"I could have gotten a deferment," said Anderson, now 81, a retired Sacramento State administrator who lives in Carmichael. "But there were people from my county who didn't go in 1941 when the Guard was sent to Pearl Harbor, and that stuck with them the rest of their lives. That's how they were known.
"There was a great deal of reverence for the service and sacrifice."
At 20, he was in Korea, part of the Army's 2nd Infantry Division fighting what became known as the Battle of Heartbreak Ridge. It was September 1951.
"It's steep, and you have people shooting down at you," Anderson said. "It's either uphill or downhill. My company had 165 guys going up, and when we came off on Oct. 26, we had 42 who hadn't been injured or killed."
U.S. forces already had repelled the North Korean army almost to the Yalu River, the border with China, causing China to send hundreds of thousands of soldiers into the war. With their help, the North Korean forces fought their way back south.
That's how the war went, inch by inch, mountain by mountain, with one side advancing north of the 38th parallel, then moving back south of it, leading to eventual stalemate.
"There are a lot of things you can't forget," Anderson said. "I can remember days and times vividly. I can see them all in my mind. I did for years. I had that post-traumatic stress."
He has returned to Korea twice since his retirement. From the DMZ, he has viewed Heartbreak Ridge and sites of other long-ago battles, now overgrown and quiet, just patches of rugged countryside in North Korea.

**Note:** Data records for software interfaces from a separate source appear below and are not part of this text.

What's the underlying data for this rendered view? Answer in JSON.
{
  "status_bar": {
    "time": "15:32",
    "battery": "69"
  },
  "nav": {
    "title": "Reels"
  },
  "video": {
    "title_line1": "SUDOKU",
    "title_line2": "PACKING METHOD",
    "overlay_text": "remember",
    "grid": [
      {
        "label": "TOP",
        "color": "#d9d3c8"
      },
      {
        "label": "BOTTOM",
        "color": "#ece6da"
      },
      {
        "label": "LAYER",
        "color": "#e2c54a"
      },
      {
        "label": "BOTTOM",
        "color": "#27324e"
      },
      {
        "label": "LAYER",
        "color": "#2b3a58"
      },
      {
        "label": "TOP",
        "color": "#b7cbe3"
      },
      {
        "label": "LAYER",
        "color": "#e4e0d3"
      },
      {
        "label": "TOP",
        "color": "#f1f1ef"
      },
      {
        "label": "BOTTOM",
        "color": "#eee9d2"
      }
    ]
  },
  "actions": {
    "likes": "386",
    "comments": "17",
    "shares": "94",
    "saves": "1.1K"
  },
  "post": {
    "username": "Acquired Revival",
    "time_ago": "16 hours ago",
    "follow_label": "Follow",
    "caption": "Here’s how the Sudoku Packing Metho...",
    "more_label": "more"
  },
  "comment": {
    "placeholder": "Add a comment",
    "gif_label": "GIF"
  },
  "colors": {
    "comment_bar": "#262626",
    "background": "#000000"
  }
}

"The DMZ is like a movie," he said. "It's surreal. They're standing there, the North Korean and South Korean soldiers, trying to look tough. They're maintaining vigilance along that line.
"And here are all kinds of tourists going up to look."
A matter of honor
Val Soto won't go back.
At 81, he's a retired forklift operator who spent almost 25 years in the Air Force. But in 1953, as the Korean War slowly drew to an end, he was a kid from Oakland manning a radar van near the front lines that helped direct bombers to reach their targets.
Late that spring, attached to the 5th Marine Division two dozen miles outside Panmunjom, his crew was overrun by North Korean soldiers.
"Infiltrators came through our lines looking for the little piece of radar on the van," said Soto, who lives in Sacramento. "They hit us all night."
The attack left him wounded in the leg and head: To this day, he's not sure exactly what happened. When he woke up on a troop train, he couldn't see. Surgery at a military hospital eventually restored his sight.
He was still hospitalized when the armistice was signed.
"They called the war a 'peace action,' " he said. "You see movies about World War II and Vietnam, but there's very little about Korea.
"It's forgotten, but we know what we went through."
They sacrificed. The forgotten warriors left their buddies and part of their own youth behind in a land far from home. They live now with the ailments of old age as well as the ailments left by their war, such as neuropathy and bone damage related to frost injuries.
But they served.
Before he volunteered for the Special Forces unit, John Connor was part of Gen. Douglas MacArthur's honor guard in Tokyo.
"I got a letter there one day from my childhood buddy who'd gone to Korea," Connor said. "He said, 'For God's sake, don't come here.' He was horrified by the carnage.
"But going was a matter of honor."
A week later, his friend was reported missing in action. He's still listed as MIA today.